Assigned task:
Each entry here is to be restated word for word.
Records for processing section start
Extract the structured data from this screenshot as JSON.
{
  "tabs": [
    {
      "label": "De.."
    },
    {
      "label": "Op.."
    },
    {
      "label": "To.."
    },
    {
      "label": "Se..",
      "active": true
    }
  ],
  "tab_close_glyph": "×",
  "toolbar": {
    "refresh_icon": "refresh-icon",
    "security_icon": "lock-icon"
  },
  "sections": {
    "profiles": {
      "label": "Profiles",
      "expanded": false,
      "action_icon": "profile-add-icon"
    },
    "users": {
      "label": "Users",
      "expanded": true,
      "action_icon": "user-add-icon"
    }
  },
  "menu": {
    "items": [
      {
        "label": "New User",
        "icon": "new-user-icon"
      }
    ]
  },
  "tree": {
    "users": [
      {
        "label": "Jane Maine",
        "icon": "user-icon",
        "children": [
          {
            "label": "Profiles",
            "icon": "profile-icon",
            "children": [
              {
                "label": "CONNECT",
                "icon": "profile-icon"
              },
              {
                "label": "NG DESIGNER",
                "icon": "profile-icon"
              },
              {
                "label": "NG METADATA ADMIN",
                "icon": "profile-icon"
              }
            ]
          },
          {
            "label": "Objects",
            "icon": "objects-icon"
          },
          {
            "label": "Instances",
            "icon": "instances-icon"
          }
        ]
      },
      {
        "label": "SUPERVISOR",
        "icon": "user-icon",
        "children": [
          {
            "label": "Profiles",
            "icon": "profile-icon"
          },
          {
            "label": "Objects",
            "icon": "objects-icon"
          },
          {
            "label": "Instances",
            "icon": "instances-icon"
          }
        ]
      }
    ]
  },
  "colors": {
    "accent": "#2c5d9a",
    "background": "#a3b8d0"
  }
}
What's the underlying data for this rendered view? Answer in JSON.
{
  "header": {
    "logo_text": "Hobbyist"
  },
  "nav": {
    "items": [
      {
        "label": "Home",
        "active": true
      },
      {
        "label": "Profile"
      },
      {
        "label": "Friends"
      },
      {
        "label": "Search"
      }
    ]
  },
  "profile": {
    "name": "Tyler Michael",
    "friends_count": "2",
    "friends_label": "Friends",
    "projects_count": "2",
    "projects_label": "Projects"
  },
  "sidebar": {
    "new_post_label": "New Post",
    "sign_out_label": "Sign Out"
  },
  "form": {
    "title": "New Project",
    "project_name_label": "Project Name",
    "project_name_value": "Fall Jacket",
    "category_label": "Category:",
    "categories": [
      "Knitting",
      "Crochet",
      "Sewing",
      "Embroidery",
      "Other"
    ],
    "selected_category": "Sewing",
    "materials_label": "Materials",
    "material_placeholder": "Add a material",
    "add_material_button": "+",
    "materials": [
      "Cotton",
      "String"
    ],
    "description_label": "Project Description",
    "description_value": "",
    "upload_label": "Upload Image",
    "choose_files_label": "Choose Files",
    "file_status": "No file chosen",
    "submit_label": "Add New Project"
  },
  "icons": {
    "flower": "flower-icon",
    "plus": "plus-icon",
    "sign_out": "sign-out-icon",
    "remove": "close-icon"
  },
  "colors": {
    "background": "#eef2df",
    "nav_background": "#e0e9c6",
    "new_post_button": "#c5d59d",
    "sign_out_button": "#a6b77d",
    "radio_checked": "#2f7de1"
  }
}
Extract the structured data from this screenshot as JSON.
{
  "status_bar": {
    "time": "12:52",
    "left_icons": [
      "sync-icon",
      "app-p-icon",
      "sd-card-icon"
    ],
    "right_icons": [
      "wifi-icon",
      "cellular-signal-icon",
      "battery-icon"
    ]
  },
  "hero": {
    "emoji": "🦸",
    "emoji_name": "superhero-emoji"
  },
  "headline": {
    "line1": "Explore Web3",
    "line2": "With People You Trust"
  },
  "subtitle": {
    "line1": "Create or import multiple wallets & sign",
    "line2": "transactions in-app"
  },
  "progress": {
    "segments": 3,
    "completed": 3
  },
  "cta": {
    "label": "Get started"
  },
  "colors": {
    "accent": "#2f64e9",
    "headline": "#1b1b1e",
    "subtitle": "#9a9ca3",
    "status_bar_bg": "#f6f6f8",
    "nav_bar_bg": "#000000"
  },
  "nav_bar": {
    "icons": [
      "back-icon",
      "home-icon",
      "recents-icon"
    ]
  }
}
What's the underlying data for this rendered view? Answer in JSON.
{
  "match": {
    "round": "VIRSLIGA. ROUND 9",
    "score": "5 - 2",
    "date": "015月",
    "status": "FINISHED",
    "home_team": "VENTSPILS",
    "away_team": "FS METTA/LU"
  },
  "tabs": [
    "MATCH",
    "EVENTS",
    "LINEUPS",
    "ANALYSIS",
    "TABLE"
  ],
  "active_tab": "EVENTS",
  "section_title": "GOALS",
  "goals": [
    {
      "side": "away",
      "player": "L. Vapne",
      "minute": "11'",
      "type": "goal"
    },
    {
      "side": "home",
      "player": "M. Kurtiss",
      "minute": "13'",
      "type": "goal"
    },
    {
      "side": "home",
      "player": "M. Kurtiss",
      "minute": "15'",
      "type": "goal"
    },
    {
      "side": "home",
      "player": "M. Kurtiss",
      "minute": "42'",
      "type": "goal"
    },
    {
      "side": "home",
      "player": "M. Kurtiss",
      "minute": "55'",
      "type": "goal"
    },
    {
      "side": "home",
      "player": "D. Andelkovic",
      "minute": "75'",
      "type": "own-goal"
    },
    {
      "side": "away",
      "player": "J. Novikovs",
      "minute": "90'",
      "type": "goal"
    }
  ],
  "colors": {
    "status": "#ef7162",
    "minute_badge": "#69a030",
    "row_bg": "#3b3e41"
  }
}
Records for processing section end
Problem solution:
Extract the structured data from this screenshot as JSON.
{
  "tabs": [
    {
      "label": "De.."
    },
    {
      "label": "Op.."
    },
    {
      "label": "To.."
    },
    {
      "label": "Se..",
      "active": true
    }
  ],
  "tab_close_glyph": "×",
  "toolbar": {
    "refresh_icon": "refresh-icon",
    "security_icon": "lock-icon"
  },
  "sections": {
    "profiles": {
      "label": "Profiles",
      "expanded": false,
      "action_icon": "profile-add-icon"
    },
    "users": {
      "label": "Users",
      "expanded": true,
      "action_icon": "user-add-icon"
    }
  },
  "menu": {
    "items": [
      {
        "label": "New User",
        "icon": "new-user-icon"
      }
    ]
  },
  "tree": {
    "users": [
      {
        "label": "Jane Maine",
        "icon": "user-icon",
        "children": [
          {
            "label": "Profiles",
            "icon": "profile-icon",
            "children": [
              {
                "label": "CONNECT",
                "icon": "profile-icon"
              },
              {
                "label": "NG DESIGNER",
                "icon": "profile-icon"
              },
              {
                "label": "NG METADATA ADMIN",
                "icon": "profile-icon"
              }
            ]
          },
          {
            "label": "Objects",
            "icon": "objects-icon"
          },
          {
            "label": "Instances",
            "icon": "instances-icon"
          }
        ]
      },
      {
        "label": "SUPERVISOR",
        "icon": "user-icon",
        "children": [
          {
            "label": "Profiles",
            "icon": "profile-icon"
          },
          {
            "label": "Objects",
            "icon": "objects-icon"
          },
          {
            "label": "Instances",
            "icon": "instances-icon"
          }
        ]
      }
    ]
  },
  "colors": {
    "accent": "#2c5d9a",
    "background": "#a3b8d0"
  }
}
What's the underlying data for this rendered view? Answer in JSON.
{
  "header": {
    "logo_text": "Hobbyist"
  },
  "nav": {
    "items": [
      {
        "label": "Home",
        "active": true
      },
      {
        "label": "Profile"
      },
      {
        "label": "Friends"
      },
      {
        "label": "Search"
      }
    ]
  },
  "profile": {
    "name": "Tyler Michael",
    "friends_count": "2",
    "friends_label": "Friends",
    "projects_count": "2",
    "projects_label": "Projects"
  },
  "sidebar": {
    "new_post_label": "New Post",
    "sign_out_label": "Sign Out"
  },
  "form": {
    "title": "New Project",
    "project_name_label": "Project Name",
    "project_name_value": "Fall Jacket",
    "category_label": "Category:",
    "categories": [
      "Knitting",
      "Crochet",
      "Sewing",
      "Embroidery",
      "Other"
    ],
    "selected_category": "Sewing",
    "materials_label": "Materials",
    "material_placeholder": "Add a material",
    "add_material_button": "+",
    "materials": [
      "Cotton",
      "String"
    ],
    "description_label": "Project Description",
    "description_value": "",
    "upload_label": "Upload Image",
    "choose_files_label": "Choose Files",
    "file_status": "No file chosen",
    "submit_label": "Add New Project"
  },
  "icons": {
    "flower": "flower-icon",
    "plus": "plus-icon",
    "sign_out": "sign-out-icon",
    "remove": "close-icon"
  },
  "colors": {
    "background": "#eef2df",
    "nav_background": "#e0e9c6",
    "new_post_button": "#c5d59d",
    "sign_out_button": "#a6b77d",
    "radio_checked": "#2f7de1"
  }
}
Extract the structured data from this screenshot as JSON.
{
  "status_bar": {
    "time": "12:52",
    "left_icons": [
      "sync-icon",
      "app-p-icon",
      "sd-card-icon"
    ],
    "right_icons": [
      "wifi-icon",
      "cellular-signal-icon",
      "battery-icon"
    ]
  },
  "hero": {
    "emoji": "🦸",
    "emoji_name": "superhero-emoji"
  },
  "headline": {
    "line1": "Explore Web3",
    "line2": "With People You Trust"
  },
  "subtitle": {
    "line1": "Create or import multiple wallets & sign",
    "line2": "transactions in-app"
  },
  "progress": {
    "segments": 3,
    "completed": 3
  },
  "cta": {
    "label": "Get started"
  },
  "colors": {
    "accent": "#2f64e9",
    "headline": "#1b1b1e",
    "subtitle": "#9a9ca3",
    "status_bar_bg": "#f6f6f8",
    "nav_bar_bg": "#000000"
  },
  "nav_bar": {
    "icons": [
      "back-icon",
      "home-icon",
      "recents-icon"
    ]
  }
}
What's the underlying data for this rendered view? Answer in JSON.
{
  "match": {
    "round": "VIRSLIGA. ROUND 9",
    "score": "5 - 2",
    "date": "015月",
    "status": "FINISHED",
    "home_team": "VENTSPILS",
    "away_team": "FS METTA/LU"
  },
  "tabs": [
    "MATCH",
    "EVENTS",
    "LINEUPS",
    "ANALYSIS",
    "TABLE"
  ],
  "active_tab": "EVENTS",
  "section_title": "GOALS",
  "goals": [
    {
      "side": "away",
      "player": "L. Vapne",
      "minute": "11'",
      "type": "goal"
    },
    {
      "side": "home",
      "player": "M. Kurtiss",
      "minute": "13'",
      "type": "goal"
    },
    {
      "side": "home",
      "player": "M. Kurtiss",
      "minute": "15'",
      "type": "goal"
    },
    {
      "side": "home",
      "player": "M. Kurtiss",
      "minute": "42'",
      "type": "goal"
    },
    {
      "side": "home",
      "player": "M. Kurtiss",
      "minute": "55'",
      "type": "goal"
    },
    {
      "side": "home",
      "player": "D. Andelkovic",
      "minute": "75'",
      "type": "own-goal"
    },
    {
      "side": "away",
      "player": "J. Novikovs",
      "minute": "90'",
      "type": "goal"
    }
  ],
  "colors": {
    "status": "#ef7162",
    "minute_badge": "#69a030",
    "row_bg": "#3b3e41"
  }
}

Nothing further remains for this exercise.